The push-up is one of the most basic yet effective exercises, working multiple muscles at once. It’s an excellent choice for those looking to build strength, increase muscle mass, and improve posture and alignment.
To start with, Capritto recommends incorporating them into your routine between one and three times a week. To keep the exercise challenging and fresh, Capritto recommends that you do several push-up variations.
Begin with modified push-ups until your form is good enough to complete at least three sets of five to ten reps. She advises that once you are able to do this, you can move on to standard push-ups.
2. Chest Press
The chest press is a popular exercise for developing pectorals, deltoids, and triceps. It strengthens the serratus anterior as well as the biceps.
This exercise increases strength and power, which can be used to push shopping carts, heavy doors, and even sports like swimming or tennis. In addition, this exercise increases body fat loss and improves physical and mental health.
Because they can be done on a chair, wheelchair or bed, chest presses are a great lower-body exercise for people with disabilities. To minimize injury, you should perform them carefully and with the correct form.
3. Push-up variations
Push-up variations are a great way of adding variety to your strength training program. They can also help you to improve upper body hypertrophy. They can be difficult and may require more recovery than a push-up or other barbell lifts.
They should be done either on their own or as part a dynamic warm up. They can also be integrated into a more strength-focused lifting session as finishers or as an alternation to heavy barbell or dumbbell lifts.
When performing any variation of the push-up, it’s important to maintain a straight line with your body and engage your core as one solid unit. Mecayla Froerer, an iFit trainer, advised against pushing your chest down or squeezing your shoulders back as you lower down and press upward.
4. Leg Lifts
Leg lifts can be a great aid for people with lower limb disabilities, strokes and other issues. They help reposition a patient’s legs to get them in or out of beds, chairs, wheelchairs and cars.
This is especially important for someone who is in recovery from surgery or has a cast. It also helps them to move around independently.
These devices are designed to be used by the patient themselves and don’t require any manual assistance from a carer.
They are made from strong webbing with a semi rigid insert and a loop at each end; the smaller is designed as a handle to secure a patient’s grip, and the larger loop connects around a foot or cast.
Cycling is a great way to increase cardiovascular fitness and strength while also getting an aerobic workout. It’s easy on the joints and can be done at an intensity that is suitable for your level of ability.
This sport is also good for promoting balance and coordination, which is important for older adults who may have problems with these functions. It’s a low-impact form of exercise that is good for increasing bone density and improving overall muscle tone, too.

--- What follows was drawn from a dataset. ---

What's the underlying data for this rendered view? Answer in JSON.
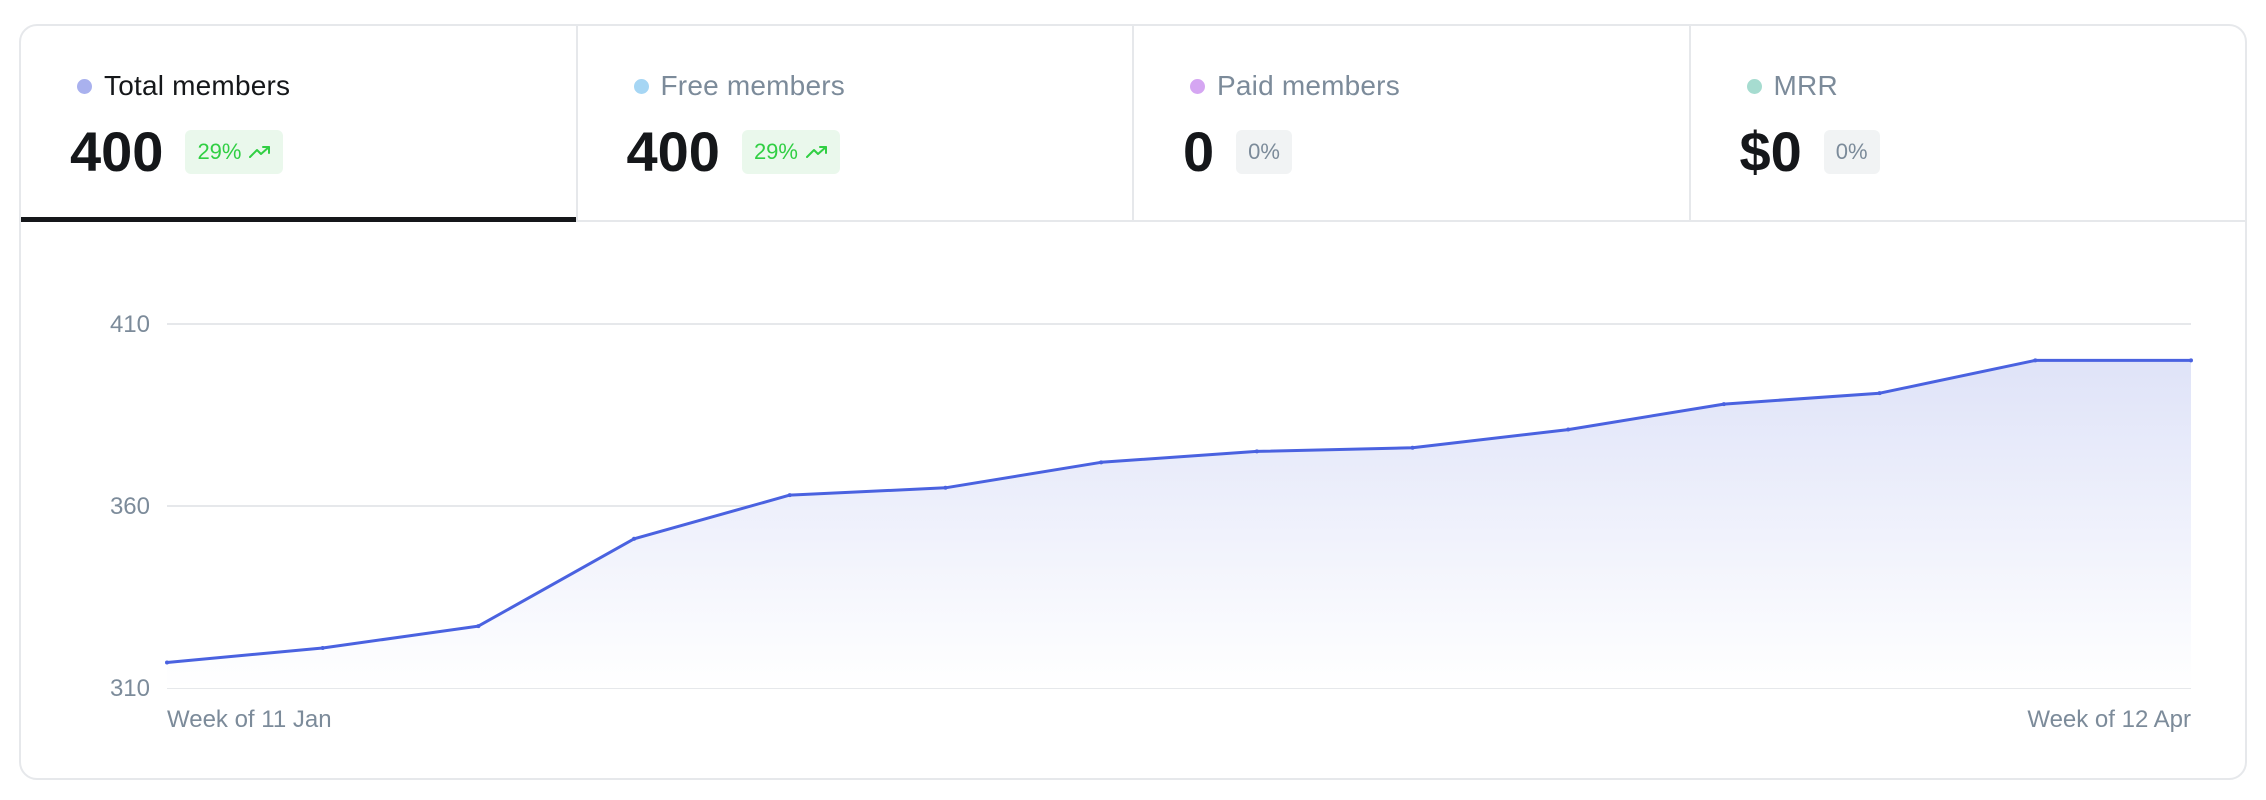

There are many options for adapting cycling to meet the needs of those with disability service providers melbourne , such as adaptive bikes. These can help to boost physical benefits such as increased joint motion, muscle movement and circulation, and can provide emotional gains, including enhanced self-esteem.